*** Block opens ***
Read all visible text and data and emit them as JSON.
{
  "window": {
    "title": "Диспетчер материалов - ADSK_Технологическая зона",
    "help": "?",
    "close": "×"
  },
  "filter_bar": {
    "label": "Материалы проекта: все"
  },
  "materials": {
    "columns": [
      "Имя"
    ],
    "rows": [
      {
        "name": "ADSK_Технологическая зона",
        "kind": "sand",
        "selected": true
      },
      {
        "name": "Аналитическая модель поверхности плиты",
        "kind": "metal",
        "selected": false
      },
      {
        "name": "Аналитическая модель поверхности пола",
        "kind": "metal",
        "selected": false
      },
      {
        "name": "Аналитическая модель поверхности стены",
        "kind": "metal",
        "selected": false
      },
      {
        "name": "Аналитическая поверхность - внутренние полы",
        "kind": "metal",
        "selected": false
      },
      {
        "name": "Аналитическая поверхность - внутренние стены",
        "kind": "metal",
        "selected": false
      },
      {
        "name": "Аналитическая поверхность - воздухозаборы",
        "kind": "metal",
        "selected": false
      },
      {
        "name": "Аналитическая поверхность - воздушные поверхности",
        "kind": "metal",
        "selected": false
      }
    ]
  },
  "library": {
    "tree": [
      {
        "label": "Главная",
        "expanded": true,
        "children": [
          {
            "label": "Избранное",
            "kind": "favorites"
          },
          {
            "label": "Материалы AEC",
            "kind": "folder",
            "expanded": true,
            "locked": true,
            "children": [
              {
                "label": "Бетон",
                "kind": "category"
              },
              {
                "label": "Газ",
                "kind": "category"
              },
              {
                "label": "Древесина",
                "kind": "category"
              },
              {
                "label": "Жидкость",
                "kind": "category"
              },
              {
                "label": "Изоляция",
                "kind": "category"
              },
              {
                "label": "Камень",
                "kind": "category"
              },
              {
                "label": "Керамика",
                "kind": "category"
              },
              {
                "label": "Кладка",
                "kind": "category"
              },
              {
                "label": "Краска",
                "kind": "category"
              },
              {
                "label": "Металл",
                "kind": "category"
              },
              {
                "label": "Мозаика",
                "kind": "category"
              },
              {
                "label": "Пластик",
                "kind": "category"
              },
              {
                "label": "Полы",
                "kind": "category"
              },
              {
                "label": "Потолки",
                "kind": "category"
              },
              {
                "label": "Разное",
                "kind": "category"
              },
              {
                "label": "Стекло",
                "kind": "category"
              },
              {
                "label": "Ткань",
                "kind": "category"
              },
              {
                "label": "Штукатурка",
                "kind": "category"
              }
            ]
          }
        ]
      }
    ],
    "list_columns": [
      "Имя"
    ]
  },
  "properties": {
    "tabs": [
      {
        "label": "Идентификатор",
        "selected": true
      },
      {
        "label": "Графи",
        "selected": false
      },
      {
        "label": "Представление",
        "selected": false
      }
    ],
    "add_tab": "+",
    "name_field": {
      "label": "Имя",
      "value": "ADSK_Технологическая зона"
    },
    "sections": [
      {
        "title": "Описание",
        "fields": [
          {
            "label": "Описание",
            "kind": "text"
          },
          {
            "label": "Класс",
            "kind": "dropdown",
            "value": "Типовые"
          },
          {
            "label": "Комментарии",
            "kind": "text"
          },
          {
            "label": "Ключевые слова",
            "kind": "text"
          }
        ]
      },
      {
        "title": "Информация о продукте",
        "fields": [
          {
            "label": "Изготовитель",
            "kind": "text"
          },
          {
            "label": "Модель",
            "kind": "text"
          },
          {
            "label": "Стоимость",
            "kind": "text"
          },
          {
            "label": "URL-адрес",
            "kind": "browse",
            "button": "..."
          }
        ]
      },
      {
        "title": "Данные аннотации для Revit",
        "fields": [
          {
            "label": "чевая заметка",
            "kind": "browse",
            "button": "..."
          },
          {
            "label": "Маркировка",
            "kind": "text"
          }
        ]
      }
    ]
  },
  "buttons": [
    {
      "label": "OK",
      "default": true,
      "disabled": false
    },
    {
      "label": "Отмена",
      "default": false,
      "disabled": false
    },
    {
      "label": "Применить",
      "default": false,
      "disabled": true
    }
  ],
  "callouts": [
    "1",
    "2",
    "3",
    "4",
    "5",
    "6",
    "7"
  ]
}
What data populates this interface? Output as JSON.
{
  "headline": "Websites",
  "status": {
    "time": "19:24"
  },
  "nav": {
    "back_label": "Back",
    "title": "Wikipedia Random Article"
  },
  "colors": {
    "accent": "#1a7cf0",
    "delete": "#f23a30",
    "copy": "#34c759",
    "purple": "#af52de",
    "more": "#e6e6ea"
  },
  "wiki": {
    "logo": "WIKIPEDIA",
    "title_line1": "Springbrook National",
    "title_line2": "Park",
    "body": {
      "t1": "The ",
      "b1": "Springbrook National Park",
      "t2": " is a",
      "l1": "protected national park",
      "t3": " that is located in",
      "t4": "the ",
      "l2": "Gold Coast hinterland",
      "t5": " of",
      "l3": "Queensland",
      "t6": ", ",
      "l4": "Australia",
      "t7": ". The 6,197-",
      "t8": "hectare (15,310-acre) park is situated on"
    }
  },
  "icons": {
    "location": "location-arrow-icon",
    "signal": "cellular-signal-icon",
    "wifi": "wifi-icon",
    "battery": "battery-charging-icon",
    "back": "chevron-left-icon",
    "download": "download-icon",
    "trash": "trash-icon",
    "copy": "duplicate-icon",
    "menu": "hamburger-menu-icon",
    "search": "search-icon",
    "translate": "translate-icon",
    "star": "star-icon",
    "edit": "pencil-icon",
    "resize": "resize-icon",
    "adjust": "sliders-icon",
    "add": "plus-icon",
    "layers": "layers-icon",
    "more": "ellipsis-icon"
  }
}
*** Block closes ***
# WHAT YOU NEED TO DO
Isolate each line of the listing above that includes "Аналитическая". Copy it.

# RESULT FOR THIS EXERCISE
        "name": "Аналитическая модель поверхности плиты",
        "name": "Аналитическая модель поверхности пола",
        "name": "Аналитическая модель поверхности стены",
        "name": "Аналитическая поверхность - внутренние полы",
        "name": "Аналитическая поверхность - внутренние стены",
        "name": "Аналитическая поверхность - воздухозаборы",
        "name": "Аналитическая поверхность - воздушные поверхности",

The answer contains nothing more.